© CSIRO 2015. Emissions of volatiles from leaves exhibit temperature dependence on maximums, but the optimum temperatures for the release of floral volatiles and the mechanism(s) of optimising these emissions have not been determined. We hypothesised that flowers have an optimum temperature for the emission of volatiles and, because the period of flowering varies highly among species, that this optimum is adapted to the temperatures prevailing during flowering. To test these hypotheses, we characterised the temperature responses of floral terpene emissions of diverse widespread Mediterranean plant species flowering in different seasons by using dynamic headspace sampling and analysis with GC-MS. The floral emissions of terpenes across species exhibited maximums at the temperatures corresponding to the season of flowering, with the lowest optimal temperatures observed in winter-flowering and the highest in summer-flowering species. These trends were valid for emissions of both total terpenes and the various terpene compounds.
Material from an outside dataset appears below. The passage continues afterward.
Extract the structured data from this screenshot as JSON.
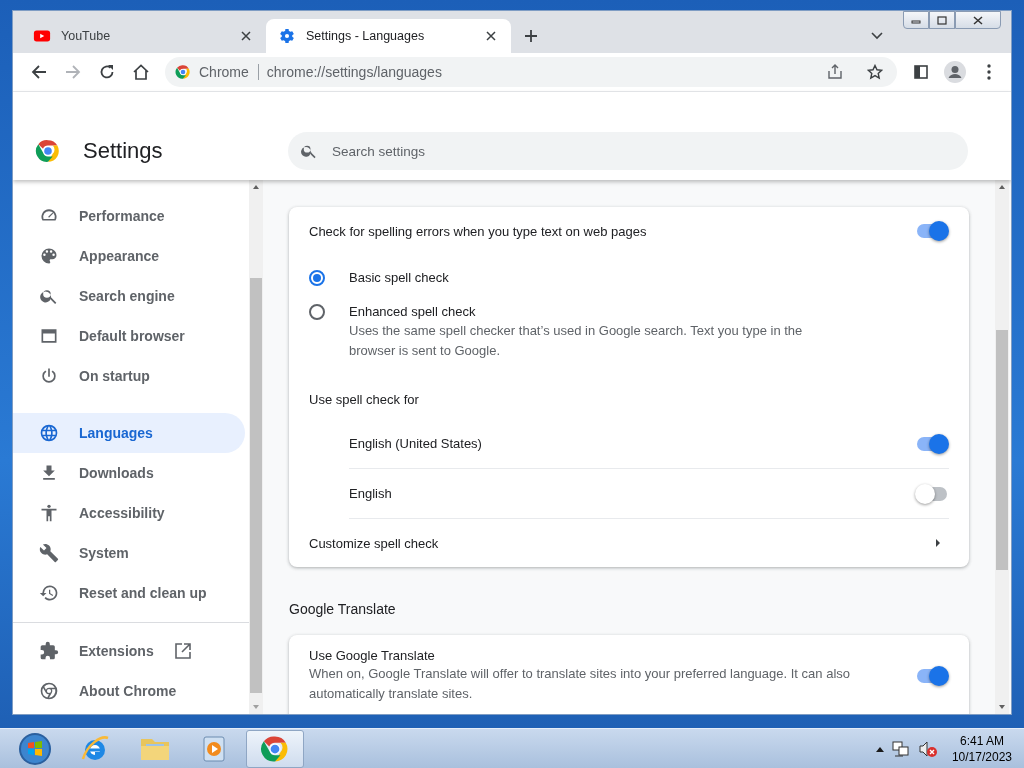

The results show that the optimum temperature of floral volatile emissions scales with temperature at flowering, and suggest that this scaling is the outcome of physiological adaptations of the biosynthetic or emission mechanisms of flowers.
|Journal||Functional Plant Biology|
|Publication status||Published - 1 Jan 2015|
- flower scent
- interspecific variation
- seasonal variability